» Instructions for the task: Copy the lines below that contain "this".

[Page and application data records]

=== Begin Enclosure ===

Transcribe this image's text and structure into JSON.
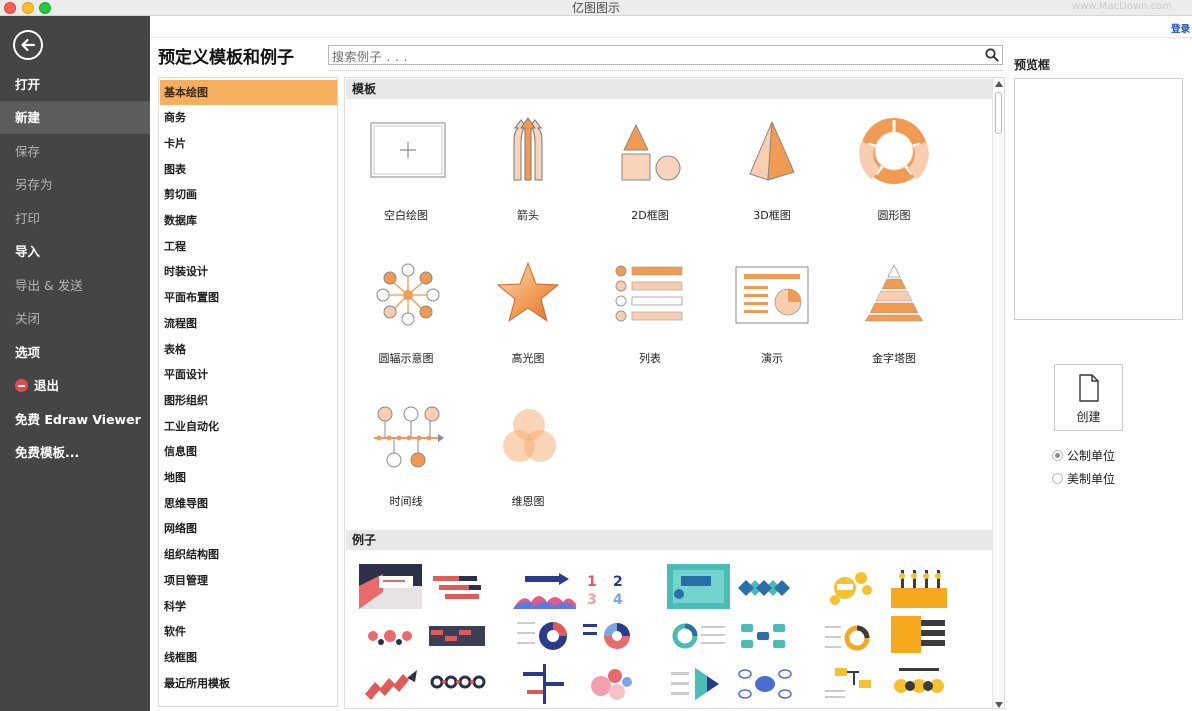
{
  "window": {
    "title": "亿图图示",
    "watermark": "www.MacDown.com"
  },
  "topbar": {
    "login_label": "登录"
  },
  "left_menu": {
    "items": [
      {
        "label": "打开"
      },
      {
        "label": "新建"
      },
      {
        "label": "保存"
      },
      {
        "label": "另存为"
      },
      {
        "label": "打印"
      },
      {
        "label": "导入"
      },
      {
        "label": "导出 & 发送"
      },
      {
        "label": "关闭"
      },
      {
        "label": "选项"
      },
      {
        "label": "退出"
      },
      {
        "label": "免费 Edraw Viewer"
      },
      {
        "label": "免费模板..."
      }
    ]
  },
  "page": {
    "title": "预定义模板和例子"
  },
  "search": {
    "placeholder": "搜索例子 . . ."
  },
  "categories": [
    "基本绘图",
    "商务",
    "卡片",
    "图表",
    "剪切画",
    "数据库",
    "工程",
    "时装设计",
    "平面布置图",
    "流程图",
    "表格",
    "平面设计",
    "图形组织",
    "工业自动化",
    "信息图",
    "地图",
    "思维导图",
    "网络图",
    "组织结构图",
    "项目管理",
    "科学",
    "软件",
    "线框图",
    "最近所用模板"
  ],
  "sections": {
    "templates": "模板",
    "examples": "例子"
  },
  "templates": [
    {
      "label": "空白绘图",
      "icon": "blank-drawing-icon"
    },
    {
      "label": "箭头",
      "icon": "arrows-icon"
    },
    {
      "label": "2D框图",
      "icon": "2d-block-icon"
    },
    {
      "label": "3D框图",
      "icon": "3d-block-icon"
    },
    {
      "label": "圆形图",
      "icon": "circular-icon"
    },
    {
      "label": "圆辐示意图",
      "icon": "radial-diagram-icon"
    },
    {
      "label": "高光图",
      "icon": "star-highlight-icon"
    },
    {
      "label": "列表",
      "icon": "list-icon"
    },
    {
      "label": "演示",
      "icon": "presentation-icon"
    },
    {
      "label": "金字塔图",
      "icon": "pyramid-icon"
    },
    {
      "label": "时间线",
      "icon": "timeline-icon"
    },
    {
      "label": "维恩图",
      "icon": "venn-icon"
    }
  ],
  "preview": {
    "label": "预览框",
    "create_label": "创建"
  },
  "units": {
    "metric": "公制单位",
    "imperial": "美制单位",
    "selected": "metric"
  },
  "colors": {
    "accent": "#f7ae5e",
    "orange": "#f09a52",
    "orange_light": "#f8cdb0",
    "menu_bg": "#454545"
  }
}
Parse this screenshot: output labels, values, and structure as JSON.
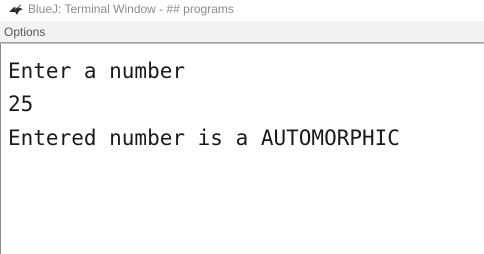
{
  "window": {
    "title": "BlueJ: Terminal Window - ## programs",
    "icon": "bluej-bird-icon"
  },
  "menubar": {
    "options_label": "Options"
  },
  "terminal": {
    "lines": [
      "Enter a number",
      "25",
      "Entered number is a AUTOMORPHIC"
    ]
  },
  "colors": {
    "title_text": "#8c8c8c",
    "menubar_bg": "#f3f3f3",
    "terminal_text": "#1a1a1a"
  }
}
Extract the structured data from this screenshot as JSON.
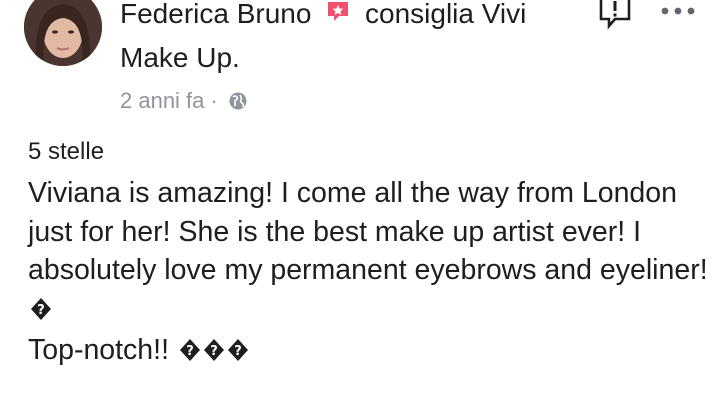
{
  "post": {
    "author": "Federica Bruno",
    "action": "consiglia Vivi",
    "action_cont": "Make Up.",
    "time": "2 anni fa",
    "separator": "·",
    "rating": "5 stelle",
    "paragraph1": "Viviana is amazing! I come all the way from London just for her! She is the best make up artist ever! I absolutely love my permanent eyebrows and eyeliner!",
    "paragraph2": "Top-notch!!"
  },
  "colors": {
    "text": "#1c1e21",
    "meta": "#90949c",
    "recommend_badge": "#f0506e"
  },
  "icons": {
    "recommend": "recommend-badge-icon",
    "privacy": "globe-icon",
    "report": "report-icon",
    "more": "more-options-icon",
    "emoji": "missing-emoji-glyph-icon"
  }
}
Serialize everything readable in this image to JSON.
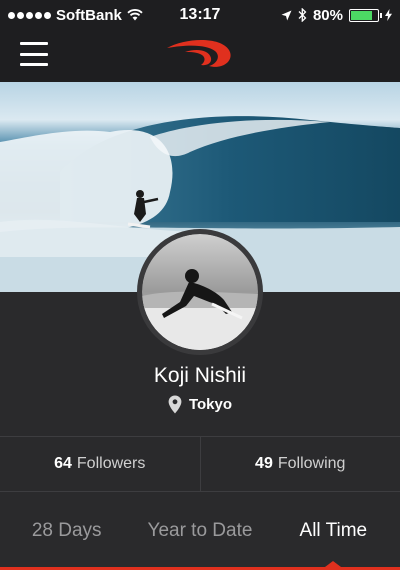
{
  "status_bar": {
    "carrier": "SoftBank",
    "time": "13:17",
    "battery_percent": "80%",
    "battery_level": 0.8
  },
  "nav": {
    "menu_icon": "hamburger-menu-icon",
    "logo_icon": "brand-logo-icon",
    "brand_color": "#e0301e"
  },
  "profile": {
    "name": "Koji Nishii",
    "location": "Tokyo",
    "location_icon": "map-pin-icon"
  },
  "stats": {
    "followers_count": "64",
    "followers_label": "Followers",
    "following_count": "49",
    "following_label": "Following"
  },
  "tabs": [
    {
      "label": "28 Days",
      "active": false
    },
    {
      "label": "Year to Date",
      "active": false
    },
    {
      "label": "All Time",
      "active": true
    }
  ]
}
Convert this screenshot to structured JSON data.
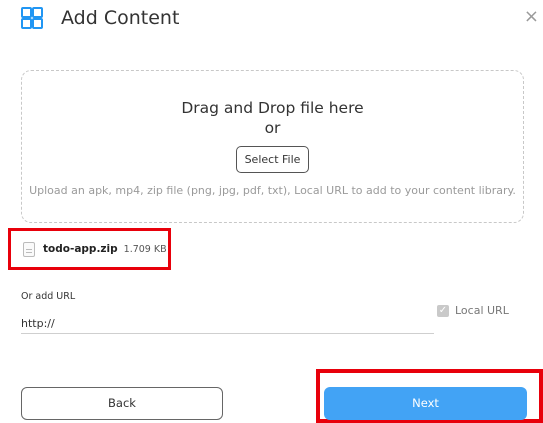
{
  "header": {
    "title": "Add Content",
    "icon": "grid-icon",
    "close_glyph": "×"
  },
  "dropzone": {
    "title": "Drag and Drop file here",
    "or": "or",
    "select_label": "Select File",
    "hint": "Upload an apk, mp4, zip file (png, jpg, pdf, txt), Local URL to add to your content library."
  },
  "file": {
    "name": "todo-app.zip",
    "size": "1.709 KB",
    "icon": "file-icon",
    "highlight_color": "#e8000b"
  },
  "url": {
    "label": "Or add URL",
    "value": "http://",
    "local_label": "Local URL",
    "local_checked": true
  },
  "footer": {
    "back_label": "Back",
    "next_label": "Next"
  },
  "colors": {
    "accent": "#2196f3",
    "next_button": "#42a3f5",
    "annotation_red": "#e8000b"
  }
}
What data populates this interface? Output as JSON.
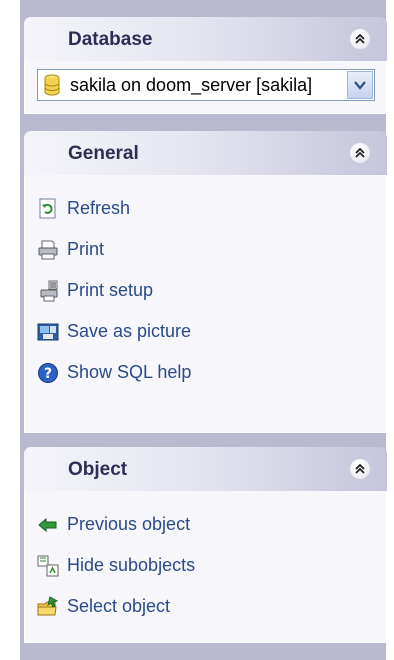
{
  "database": {
    "title": "Database",
    "collapse_icon": "chevron-double-up-icon",
    "selected": "sakila on doom_server [sakila]"
  },
  "general": {
    "title": "General",
    "collapse_icon": "chevron-double-up-icon",
    "items": [
      {
        "label": "Refresh",
        "icon": "refresh-icon"
      },
      {
        "label": "Print",
        "icon": "printer-icon"
      },
      {
        "label": "Print setup",
        "icon": "print-setup-icon"
      },
      {
        "label": "Save as picture",
        "icon": "save-picture-icon"
      },
      {
        "label": "Show SQL help",
        "icon": "help-icon"
      }
    ]
  },
  "object": {
    "title": "Object",
    "collapse_icon": "chevron-double-up-icon",
    "items": [
      {
        "label": "Previous object",
        "icon": "back-arrow-icon"
      },
      {
        "label": "Hide subobjects",
        "icon": "hide-subobjects-icon"
      },
      {
        "label": "Select object",
        "icon": "select-folder-icon"
      }
    ]
  },
  "colors": {
    "panel_bg": "#b9b9cf",
    "header_text": "#2e2e55",
    "link_text": "#2b4a8a"
  }
}
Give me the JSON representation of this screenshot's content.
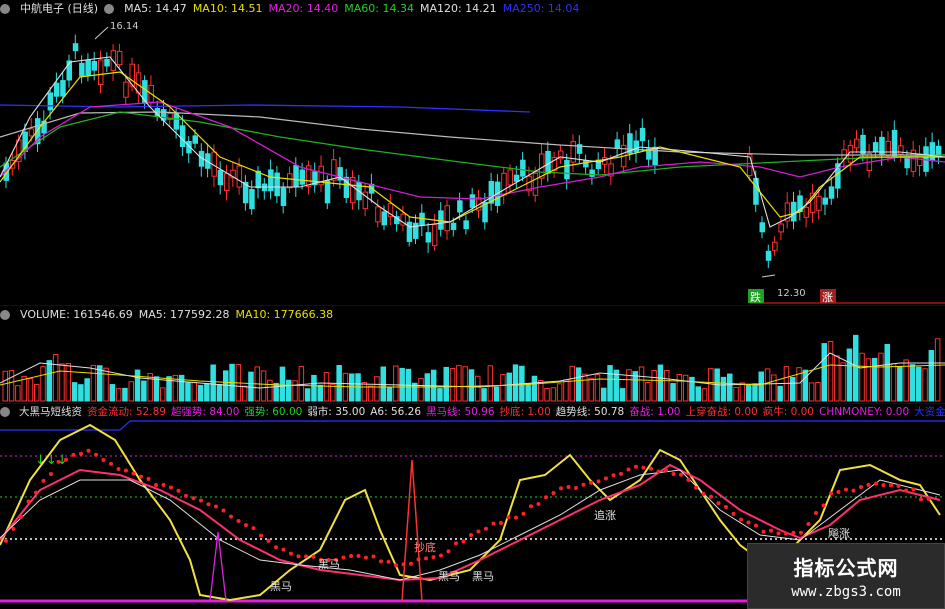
{
  "price_panel": {
    "legend": [
      {
        "text": "中航电子 (日线)",
        "color": "#e0e0e0"
      },
      {
        "text": "MA5: 14.47",
        "color": "#e0e0e0"
      },
      {
        "text": "MA10: 14.51",
        "color": "#e8e000"
      },
      {
        "text": "MA20: 14.40",
        "color": "#e020e0"
      },
      {
        "text": "MA60: 14.34",
        "color": "#20d020"
      },
      {
        "text": "MA120: 14.21",
        "color": "#e0e0e0"
      },
      {
        "text": "MA250: 14.04",
        "color": "#3030ff"
      }
    ],
    "high_label": "16.14",
    "low_label": "12.30",
    "signal_down": "跌",
    "signal_up": "涨"
  },
  "volume_panel": {
    "legend": [
      {
        "text": "VOLUME: 161546.69",
        "color": "#e0e0e0"
      },
      {
        "text": "MA5: 177592.28",
        "color": "#e0e0e0"
      },
      {
        "text": "MA10: 177666.38",
        "color": "#e8e000"
      }
    ]
  },
  "indicator_panel": {
    "legend": [
      {
        "text": "大黑马短线资",
        "color": "#e0e0e0"
      },
      {
        "text": "资金流动: 52.89",
        "color": "#ff3030"
      },
      {
        "text": "超强势: 84.00",
        "color": "#e020e0"
      },
      {
        "text": "强势: 60.00",
        "color": "#20d020"
      },
      {
        "text": "弱市: 35.00",
        "color": "#e0e0e0"
      },
      {
        "text": "A6: 56.26",
        "color": "#e0e0e0"
      },
      {
        "text": "黑马线: 50.96",
        "color": "#e020e0"
      },
      {
        "text": "抄底: 1.00",
        "color": "#ff3030"
      },
      {
        "text": "趋势线: 50.78",
        "color": "#e0e0e0"
      },
      {
        "text": "奋战: 1.00",
        "color": "#e020e0"
      },
      {
        "text": "上穿奋战: 0.00",
        "color": "#ff3030"
      },
      {
        "text": "疯牛: 0.00",
        "color": "#ff3030"
      },
      {
        "text": "CHNMONEY: 0.00",
        "color": "#e020e0"
      },
      {
        "text": "大资金",
        "color": "#3030ff"
      }
    ],
    "labels": {
      "chaodi": "抄底",
      "heima1": "黑马",
      "heima2": "黑马",
      "heima3": "黑马",
      "heima4": "黑马",
      "zhuizhang": "追涨",
      "bazhang": "飚涨"
    }
  },
  "watermark": {
    "title": "指标公式网",
    "url": "www.zbgs3.com"
  }
}
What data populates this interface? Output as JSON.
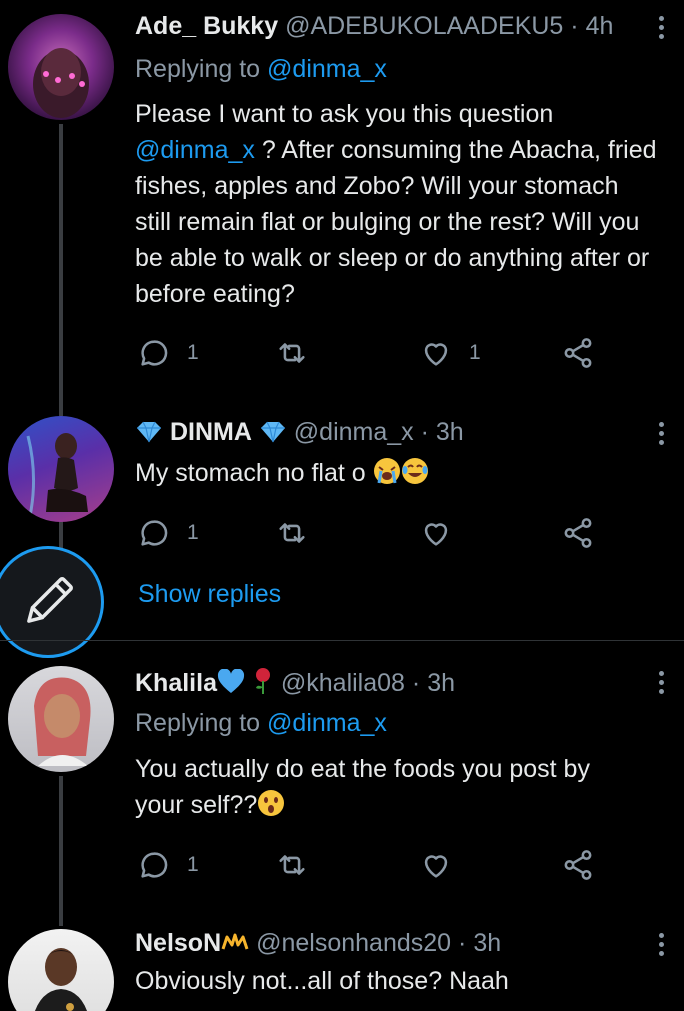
{
  "tweets": [
    {
      "name": "Ade_ Bukky",
      "handle": "@ADEBUKOLAADEKU5",
      "time": "4h",
      "replying_prefix": "Replying to",
      "replying_to": "@dinma_x",
      "text_before": "Please I want to ask you this question",
      "text_mention": "@dinma_x",
      "text_after": "? After consuming the Abacha, fried fishes, apples and Zobo? Will your stomach still remain flat or bulging or the rest? Will you be able to walk or sleep or do anything after or before eating?",
      "reply_count": "1",
      "retweet_count": "",
      "like_count": "1"
    },
    {
      "name": "DINMA",
      "handle": "@dinma_x",
      "time": "3h",
      "text": "My stomach no flat o",
      "reply_count": "1",
      "retweet_count": "",
      "like_count": ""
    },
    {
      "name": "Khalila",
      "handle": "@khalila08",
      "time": "3h",
      "replying_prefix": "Replying to",
      "replying_to": "@dinma_x",
      "text": "You actually do eat the foods you post by your self??",
      "reply_count": "1",
      "retweet_count": "",
      "like_count": ""
    },
    {
      "name": "NelsoN",
      "handle": "@nelsonhands20",
      "time": "3h",
      "text": "Obviously not...all of those? Naah"
    }
  ],
  "show_replies": "Show replies",
  "separator": "·",
  "icons": {
    "reply": "reply-icon",
    "retweet": "retweet-icon",
    "like": "heart-icon",
    "share": "share-icon",
    "compose": "compose-icon"
  },
  "colors": {
    "background": "#000000",
    "accent": "#1d9bf0",
    "muted": "#8b98a5",
    "text": "#e7e9ea",
    "thread_line": "#3a3d41"
  }
}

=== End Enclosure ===

» Reply:
Transcribe this image's text and structure into JSON.
Parse this screenshot: output labels, values, and structure as JSON.
Extract the structured data from this screenshot as JSON.
Serialize everything readable in this image to JSON.
Convert this screenshot to structured JSON data.
What data populates this interface? Output as JSON.
Give me the JSON representation of this screenshot's content.
What data populates this interface? Output as JSON.
      "text_before": "Please I want to ask you this question",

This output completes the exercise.